For more incredibly useful things you can do with DISM, see “Why DISM is the Swiss Army knife of Windows maintenance.”
Step 5: Inspect the system drive using WizTree
Once all preceding cleanups are complete, it’s a good idea to inspect the system drive to see where the big files are. I use the free, donation-ware WizTree program, but TreeSize Free is a worthy alternative. Both programs produce treemap diagrams — graphical renderings of disk contents that make it easy to spot big files and folders.
Figure 8 shows the C: drive from my Lenovo X12 Hybrid tablet.

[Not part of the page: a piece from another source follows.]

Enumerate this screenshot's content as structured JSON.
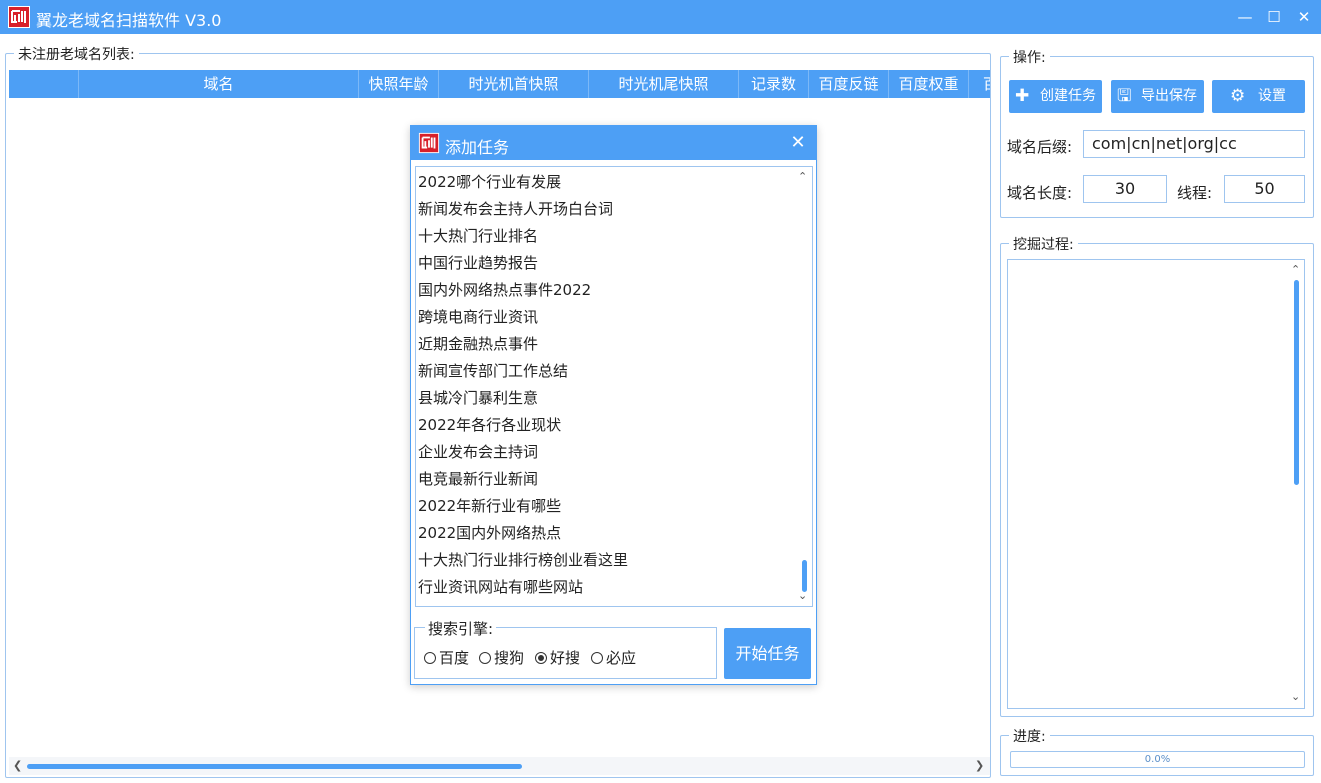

Remember, you’re looking for big files, because getting rid of them provides useful, quick wins in the disk space recovery game. Right here, I see that the largest files are the ones you’d expect to see — namely, the system hibernation file (hiberfile.sys) and the system page file (pagefile.sys), in green at upper right.
After those behemoths (6.3 and 2.4GB, respectively), the next largest files appear in OneDrive (image folders in greenish-yellow and purple, center) and in the Windows Recovery agent ($WinREAgent, royal blue at lower right). All is as I’d expect. If I needed to save space, though, I’d see about pruning the images and videos in OneDrive.
By clicking other “big blocks” in the treemap, you can quickly figure out where your biggest potential space recovery opportunities lie. You won’t be able to get rid of all of them — the paging and hibernation files must stay, for example — but if some of them can go, big space savings can result.
Practice makes perfect
If you perform such cleanups periodically (I shoot for at least once a month), you’ll be able to keep your space consumption under much better control. Try this regimen out for yourself and you’ll soon see what I mean. And don’t forget to slog through the Users folder (especially your account subfolder) from time to time, too, because junk too often tends to accumulate there.
Then, you can blissfully enjoy your clean machine!
This article was originally published in January 2019 and updated in September 2023.